On SVG’s list of offensive options after pick and roll, throwing it to Boban makes the cut

Boban Marjanovic could become a big part of the Pistons second unit this season for his scoring ability.
Fernando Medina (NBAE/Getty)
by Keith Langlois
Web Editor

AUBURN HILLS – The Reggie Jackson-Andre Drummond pick and roll remains the staple of Stan Van Gundy’s offense. And the Pistons expect it to be better this season by degrees of magnitude given Jackson’s return to health and Drummond’s greater conditioning and focus.

After that, it’s going to be a markedly different attack than what we’ve seen the past few years simply because of roster turnover. The secondary options after the pick-and-roll had been exhausted last season were isolations to Marcus Morris and Tobias Harris and dribble handoffs or catch-and-shoot scenarios for Kentavious Caldwell-Pope.

This season?

“I think we’ll run catch and shoots and handoffs for Avery (Bradley),” Van Gundy began after Monday’s practice to begin the second week of Pistons camp with the third two-a-day session. “We’ll try to get Tobias plenty of opportunities to attack the basket, to drive the ball from up on top. When he’s playing the small forward, we’ll post him more.”

After that, the Pistons will look to play through Drummond and hope to use him more as a facilitator.

“He did a good job today sort of as a point center off of handoffs but then really looking for all of our five men in the paint, ducking in.”

Van Gundy finished with something that ought to perk up the ears of Pistons fans who clamored for more Boban Marjanovic last season.

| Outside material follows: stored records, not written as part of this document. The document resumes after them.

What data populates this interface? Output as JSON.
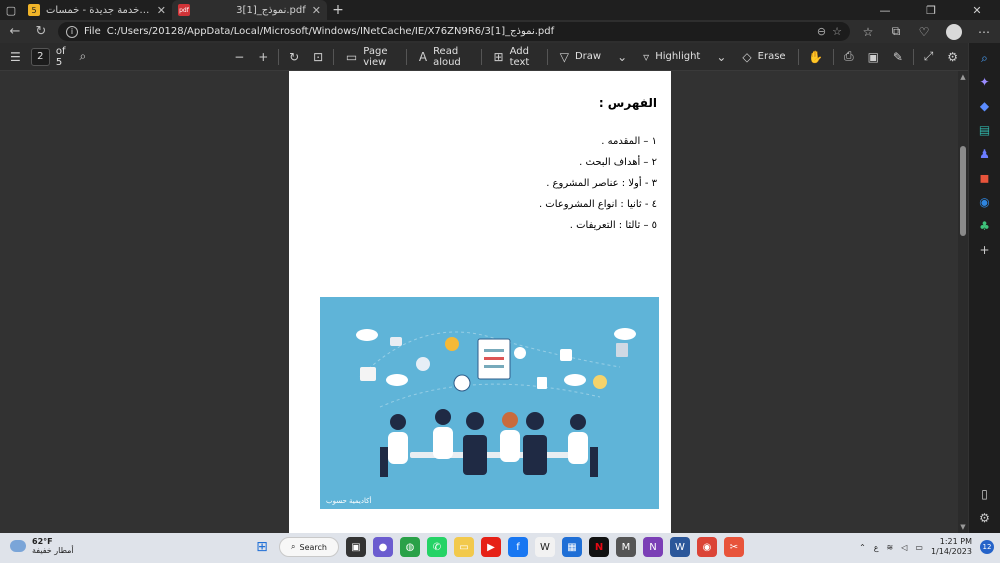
{
  "tabs": [
    {
      "title": "أضف خدمة جديدة - خمسات",
      "favicon_color": "#f0b429",
      "favicon_glyph": "5"
    },
    {
      "title": "نموذج_[1]3.pdf",
      "favicon_color": "#d13438",
      "favicon_glyph": "pdf"
    }
  ],
  "address": {
    "scheme_label": "File",
    "url": "C:/Users/20128/AppData/Local/Microsoft/Windows/INetCache/IE/X76ZN9R6/نموذج_[1]3.pdf"
  },
  "pdf_toolbar": {
    "page_current": "2",
    "page_total": "of 5",
    "page_view": "Page view",
    "read_aloud": "Read aloud",
    "add_text": "Add text",
    "draw": "Draw",
    "highlight": "Highlight",
    "erase": "Erase"
  },
  "document": {
    "title": "الفهرس :",
    "toc": [
      "١ – المقدمه .",
      "٢ – أهداف البحث .",
      "٣ - أولا : عناصر المشروع .",
      "٤ - ثانيا : انواع المشروعات .",
      "٥ – ثالثا : التعريفات ."
    ],
    "logo_text": "أكاديمية حسوب"
  },
  "taskbar": {
    "weather_temp": "62°F",
    "weather_desc": "أمطار خفيفة",
    "search_label": "Search",
    "lang": "ع",
    "time": "1:21 PM",
    "date": "1/14/2023",
    "notifications": "12"
  },
  "colors": {
    "accent": "#2563c9",
    "illustration_bg": "#5fb4d8"
  }
}
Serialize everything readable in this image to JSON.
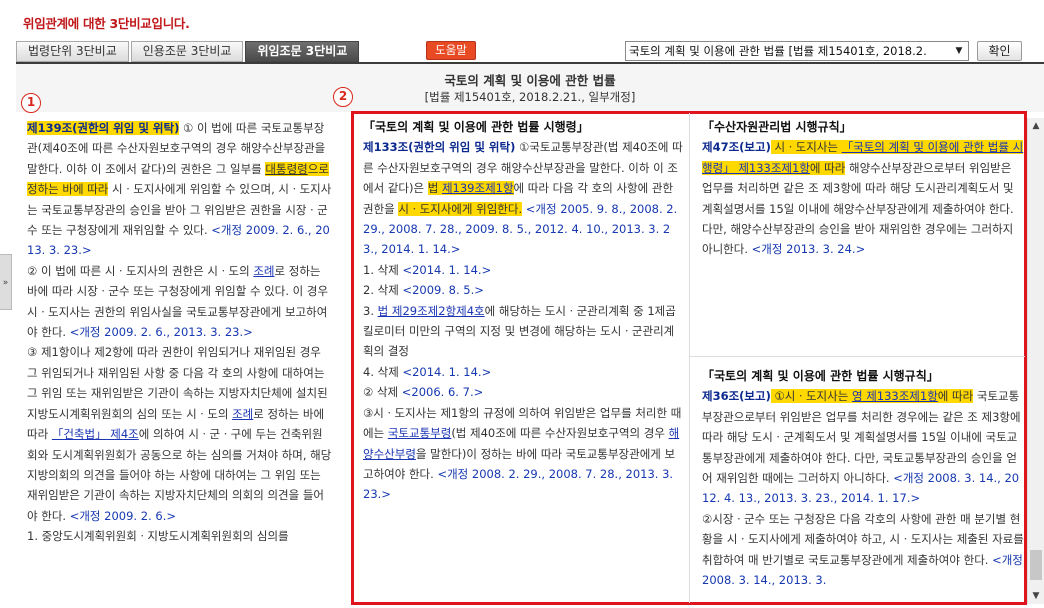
{
  "notice": "위임관계에 대한 3단비교입니다.",
  "tabs": [
    {
      "label": "법령단위 3단비교",
      "active": false
    },
    {
      "label": "인용조문 3단비교",
      "active": false
    },
    {
      "label": "위임조문 3단비교",
      "active": true
    }
  ],
  "help_label": "도움말",
  "law_select": "국토의 계획 및 이용에 관한 법률 [법률 제15401호, 2018.2.",
  "confirm_label": "확인",
  "law_title": "국토의 계획 및 이용에 관한 법률",
  "law_sub": "[법률 제15401호, 2018.2.21., 일부개정]",
  "markers": {
    "left": "1",
    "right": "2"
  },
  "col1": {
    "p1_title": "제139조(권한의 위임 및 위탁)",
    "p1_a": " ① 이 법에 따른 국토교통부장관(제40조에 따른 수산자원보호구역의 경우 해양수산부장관을 말한다. 이하 이 조에서 같다)의 권한은 그 일부를 ",
    "p1_link": "대통령령",
    "p1_b": "으로 정하는 바에 따라",
    "p1_c": " 시ㆍ도지사에게 위임할 수 있으며, 시ㆍ도지사는 국토교통부장관의 승인을 받아 그 위임받은 권한을 시장ㆍ군수 또는 구청장에게 재위임할 수 있다.",
    "p1_rev": " <개정 2009. 2. 6., 2013. 3. 23.>",
    "p2_a": "② 이 법에 따른 시ㆍ도지사의 권한은 시ㆍ도의 ",
    "p2_link": "조례",
    "p2_b": "로 정하는 바에 따라 시장ㆍ군수 또는 구청장에게 위임할 수 있다. 이 경우 시ㆍ도지사는 권한의 위임사실을 국토교통부장관에게 보고하여야 한다.",
    "p2_rev": " <개정 2009. 2. 6., 2013. 3. 23.>",
    "p3_a": "③ 제1항이나 제2항에 따라 권한이 위임되거나 재위임된 경우 그 위임되거나 재위임된 사항 중 다음 각 호의 사항에 대하여는 그 위임 또는 재위임받은 기관이 속하는 지방자치단체에 설치된 지방도시계획위원회의 심의 또는 시ㆍ도의 ",
    "p3_link1": "조례",
    "p3_b": "로 정하는 바에 따라 ",
    "p3_link2": "「건축법」",
    "p3_link3": " 제4조",
    "p3_c": "에 의하여 시ㆍ군ㆍ구에 두는 건축위원회와 도시계획위원회가 공동으로 하는 심의를 거쳐야 하며, 해당 지방의회의 의견을 들어야 하는 사항에 대하여는 그 위임 또는 재위임받은 기관이 속하는 지방자치단체의 의회의 의견을 들어야 한다.",
    "p3_rev": " <개정 2009. 2. 6.>",
    "p4": "1. 중앙도시계획위원회ㆍ지방도시계획위원회의 심의를"
  },
  "col2": {
    "heading": "「국토의 계획 및 이용에 관한 법률 시행령」",
    "title": "제133조(권한의 위임 및 위탁)",
    "a": " ①국토교통부장관(법 제40조에 따른 수산자원보호구역의 경우 해양수산부장관을 말한다. 이하 이 조에서 같다)은 ",
    "hl1": "법 ",
    "link1": "제139조제1항",
    "b": "에 따라 다음 각 호의 사항에 관한 권한을 ",
    "hl2": "시ㆍ도지사에게 위임한다.",
    "rev": " <개정 2005. 9. 8., 2008. 2. 29., 2008. 7. 28., 2009. 8. 5., 2012. 4. 10., 2013. 3. 23., 2014. 1. 14.>",
    "i1": "1. 삭제",
    "i1_rev": " <2014. 1. 14.>",
    "i2": "2. 삭제",
    "i2_rev": " <2009. 8. 5.>",
    "i3_a": "3. ",
    "i3_link": "법 제29조제2항제4호",
    "i3_b": "에 해당하는 도시ㆍ군관리계획 중 1제곱킬로미터 미만의 구역의 지정 및 변경에 해당하는 도시ㆍ군관리계획의 결정",
    "i4": "4. 삭제",
    "i4_rev": " <2014. 1. 14.>",
    "i5": "② 삭제",
    "i5_rev": " <2006. 6. 7.>",
    "p3_a": "③시ㆍ도지사는 제1항의 규정에 의하여 위임받은 업무를 처리한 때에는 ",
    "p3_link1": "국토교통부령",
    "p3_b": "(법 제40조에 따른 수산자원보호구역의 경우 ",
    "p3_link2": "해양수산부령",
    "p3_c": "을 말한다)이 정하는 바에 따라 국토교통부장관에게 보고하여야 한다.",
    "p3_rev": " <개정 2008. 2. 29., 2008. 7. 28., 2013. 3. 23.>"
  },
  "col3": {
    "heading": "「수산자원관리법 시행규칙」",
    "title": "제47조(보고)",
    "hl_a": " 시ㆍ도지사는 ",
    "hl_link": "「국토의 계획 및 이용에 관한 법률 시행령」",
    "hl_link2": " 제133조제1항",
    "hl_b": "에 따라",
    "a": " 해양수산부장관으로부터 위임받은 업무를 처리하면 같은 조 제3항에 따라 해당 도시관리계획도서 및 계획설명서를 15일 이내에 해양수산부장관에게 제출하여야 한다. 다만, 해양수산부장관의 승인을 받아 재위임한 경우에는 그러하지 아니한다.",
    "rev": " <개정 2013. 3. 24.>"
  },
  "col4": {
    "heading": "「국토의 계획 및 이용에 관한 법률 시행규칙」",
    "title": "제36조(보고)",
    "hl_a": " ①시ㆍ도지사는 ",
    "hl_link1": "영",
    "hl_link2": " 제133조제1항",
    "hl_b": "에 따라",
    "a": " 국토교통부장관으로부터 위임받은 업무를 처리한 경우에는 같은 조 제3항에 따라 해당 도시ㆍ군계획도서 및 계획설명서를 15일 이내에 국토교통부장관에게 제출하여야 한다. 다만, 국토교통부장관의 승인을 얻어 재위임한 때에는 그러하지 아니하다.",
    "rev": " <개정 2008. 3. 14., 2012. 4. 13., 2013. 3. 23., 2014. 1. 17.>",
    "p2": "②시장ㆍ군수 또는 구청장은 다음 각호의 사항에 관한 매 분기별 현황을 시ㆍ도지사에게 제출하여야 하고, 시ㆍ도지사는 제출된 자료를 취합하여 매 반기별로 국토교통부장관에게 제출하여야 한다.",
    "p2_rev": " <개정 2008. 3. 14., 2013. 3."
  }
}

“And then when we come off the bench with Boban in the post.”

Van Gundy went light in the first week on Marjanovic, coming off a month-plus with the Serbian national team as it advanced all the way to the title game of the EuroBasket tournament. But he had a strong showing on Monday.

“Today I don’t even think I shot three shots,” Anthony Tolliver said. “I literally hit him every single time underneath and it helped us because we won every game. It shows you he can definitely make a huge impact offensively, but defensively the same. He’s huge and can protect the rim and get to balls and get to blocked shots no one else can. He’s a specimen of a human being. He’s huge.”

Van Gundy and his teammates have to push Marjanovic to be a more assertive scorer and slightly less unselfish, but they also don’t want to take away his keen passing ability.

“He’s a really good passer and overly willing,” Van Gundy said. “Good and willing, no question about it. (But) two feet in the paint, he’s got to quit being a passer and be a scorer. It’s one thing if you’re off the lane; that’s fine. But two feet in the paint, you’ve got to be a scorer.”

Tolliver said Marjanovic is unlike anyone he’s played with in a career that’s seen him suit up for nine franchises. But he does compare one aspect of the 7-foot-4 Marjanovic to a pretty fair player.

“One of the few guys I’ve ever played with that has as good of hands as he does is Tim Duncan,” he said. “Literally, like anywhere I’ve thrown it around Boban, he’s caught it. Doesn’t matter, he catches the ball. His hands are humongous and he has great hands. I have all the confidence in the world if I can get just it to one of his hands, he’ll catch it.”

And it sounds like throwing the ball to Boban is in the plans for Stan Van Gundy’s team this season.